A Departure from the Original
On ‘Jenny from Thebes,’ The Mountain Goats depart from their intimate, solitary style found on ‘All Hail West Texas.’ With the help of a full band and Grammy-winning producer Trina Shoemaker, the album takes on a louder and more energetic sound.
A Musical Exploration
The album ventures into new genre territory, blending elements of new wave, folk rock, and pure pop. The inclusion of horns and piano adds depth to the music. Notably, Bully leader Alicia Bognanno contributes lush guitar sounds, and Kathy Valentine of The Go-Go’s provides backing vocals.
Influences and Accessibility
The diverse range of influences on ‘Jenny from Thebes’ makes it one of The Mountain Goats’ most approachable albums. The record draws inspiration from artists such as The Cars, Sufjan Stevens, and Ben Folds Five, creating a sound that wouldn’t be out of place on Broadway.

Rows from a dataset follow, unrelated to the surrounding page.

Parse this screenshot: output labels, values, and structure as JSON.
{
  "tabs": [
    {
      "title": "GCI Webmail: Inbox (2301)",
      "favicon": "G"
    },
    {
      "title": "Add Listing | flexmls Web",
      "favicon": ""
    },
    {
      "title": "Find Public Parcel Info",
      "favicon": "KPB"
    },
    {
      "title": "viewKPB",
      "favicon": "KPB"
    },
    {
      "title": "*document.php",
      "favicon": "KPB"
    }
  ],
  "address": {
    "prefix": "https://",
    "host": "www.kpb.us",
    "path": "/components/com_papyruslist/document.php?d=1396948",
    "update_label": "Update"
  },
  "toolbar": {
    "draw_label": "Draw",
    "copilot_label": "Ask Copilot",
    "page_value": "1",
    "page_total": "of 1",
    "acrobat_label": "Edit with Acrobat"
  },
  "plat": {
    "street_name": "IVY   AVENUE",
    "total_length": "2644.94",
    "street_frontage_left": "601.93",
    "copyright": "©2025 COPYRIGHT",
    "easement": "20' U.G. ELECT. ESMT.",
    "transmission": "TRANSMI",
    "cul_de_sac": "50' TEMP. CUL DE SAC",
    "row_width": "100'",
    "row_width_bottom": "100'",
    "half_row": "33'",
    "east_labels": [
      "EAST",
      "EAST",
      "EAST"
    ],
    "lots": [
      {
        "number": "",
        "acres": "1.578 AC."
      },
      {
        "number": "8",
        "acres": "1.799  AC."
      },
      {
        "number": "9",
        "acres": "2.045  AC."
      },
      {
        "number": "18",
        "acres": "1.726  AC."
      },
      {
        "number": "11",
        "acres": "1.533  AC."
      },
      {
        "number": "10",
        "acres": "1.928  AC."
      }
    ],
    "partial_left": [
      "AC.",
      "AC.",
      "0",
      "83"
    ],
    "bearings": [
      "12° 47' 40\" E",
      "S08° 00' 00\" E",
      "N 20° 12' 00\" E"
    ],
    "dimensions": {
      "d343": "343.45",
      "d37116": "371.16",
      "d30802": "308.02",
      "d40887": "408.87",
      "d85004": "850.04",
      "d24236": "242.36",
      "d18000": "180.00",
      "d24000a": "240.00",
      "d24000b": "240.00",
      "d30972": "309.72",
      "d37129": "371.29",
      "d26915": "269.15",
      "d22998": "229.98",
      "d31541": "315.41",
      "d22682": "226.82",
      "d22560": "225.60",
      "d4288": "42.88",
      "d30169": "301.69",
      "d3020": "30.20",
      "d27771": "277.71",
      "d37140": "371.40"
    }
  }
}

The Narrative Continues
Lead singer John Darnielle’s signature voice and narrative lyricism remain prominent on this album. The character of Jenny, who first appeared on ‘All Hail West Texas,’ returns, providing a continuation of her story. Other characters with troubled narratives also make appearances throughout the record.
A Shift in Focus
Unlike previous albums, many songs on ‘Jenny from Thebes’ do not revolve solely around Darnielle’s vocals. The band takes a more prominent role, with melodic piano and buzzing guitar driving catchy choruses. This marks a deliberate departure from Darnielle’s previous work, showcasing the band’s musical abilities.
An Artist’s Evolution
With ‘Jenny from Thebes,’ Darnielle expresses his desire to do the opposite of what he achieved on ‘All Hail West Texas.’ By sharing the spotlight with the band and embracing new musical styles, he demonstrates his evolution as an artist. Whether this represents the future sound of The Mountain Goats or a temporary detour is up to interpretation.
Tags: The Mountain Goats, Jenny from Thebes, music review, album release, sequel, intimate style, narrative lyricism, band collaboration, musical exploration, evolution